The Channel Islands Maritime Museum brings the area's rich seafaring history to life with original paintings, ship models, and intricately decorated scrimshaw. After 21 years in one spot, the museum relocated in 2012, hauling along its 2,000-strong catalogue of artifacts—including historic documents, records, and art—to its current location on Channel Islands Harbor. Museum collections inside the new digs highlight periods and industries important to the development of the local maritime culture, reaching as far back as the Chinese Treasure Fleets that sailed the high seas in the 15th century. More modern attractions include the collection that explores whaling industry of the 18th an 19th centuries, the curious case of the La Jenelle, a ship that sunk right in the harbor in 1970 thanks to a nasty northwester.
With more than two decades in the industry, FCI Aviation jets passengers into the heavens above the Malibu coast and Southern California's rippling hills and valleys. The company appeals to varying interests with an assortment of different tours, including wine tastings in the sky, whale watching, and shark pursuits that track great whites and mako sharks.
The walls don’t look the same for long at Red Brick Gallery. Since opening in 2006, the space has featured works by more than 150 different artists, exposing the public to paintings, metal sculptures, woodwork, glass pieces, and more.

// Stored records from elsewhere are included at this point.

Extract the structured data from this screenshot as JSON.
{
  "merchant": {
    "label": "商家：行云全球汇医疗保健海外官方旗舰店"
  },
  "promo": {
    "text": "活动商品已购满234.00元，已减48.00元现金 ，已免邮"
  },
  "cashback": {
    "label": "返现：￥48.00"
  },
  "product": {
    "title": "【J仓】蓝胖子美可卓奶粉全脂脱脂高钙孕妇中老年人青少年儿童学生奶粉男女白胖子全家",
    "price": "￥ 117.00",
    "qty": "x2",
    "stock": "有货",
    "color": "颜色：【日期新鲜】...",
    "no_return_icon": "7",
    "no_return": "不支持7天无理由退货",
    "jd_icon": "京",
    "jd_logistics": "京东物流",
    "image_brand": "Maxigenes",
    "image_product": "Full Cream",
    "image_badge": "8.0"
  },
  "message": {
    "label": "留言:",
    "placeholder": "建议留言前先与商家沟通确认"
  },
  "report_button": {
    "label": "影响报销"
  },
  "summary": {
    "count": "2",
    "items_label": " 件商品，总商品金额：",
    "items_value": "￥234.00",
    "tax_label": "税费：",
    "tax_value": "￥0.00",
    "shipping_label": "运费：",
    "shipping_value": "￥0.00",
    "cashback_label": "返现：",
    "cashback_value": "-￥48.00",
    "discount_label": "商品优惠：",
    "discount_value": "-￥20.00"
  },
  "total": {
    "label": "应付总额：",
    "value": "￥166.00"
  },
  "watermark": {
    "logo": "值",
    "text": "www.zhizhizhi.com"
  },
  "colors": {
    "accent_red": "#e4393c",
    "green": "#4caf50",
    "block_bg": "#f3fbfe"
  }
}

The gallery almost exclusively seeks the talent of emerging and mid-career artists, with an emphasis on locally commissioned works. “At any given time,” co-founder Jennifer Livia told Food and Home Magazine, “about seventy percent of our art is by local artists.” To bolster the public’s appreciation for art, Red Brick Gallery also teaches students of all ages and skill levels how to paint with acrylics and watercolors, create mosaics, and even take and edit photographs.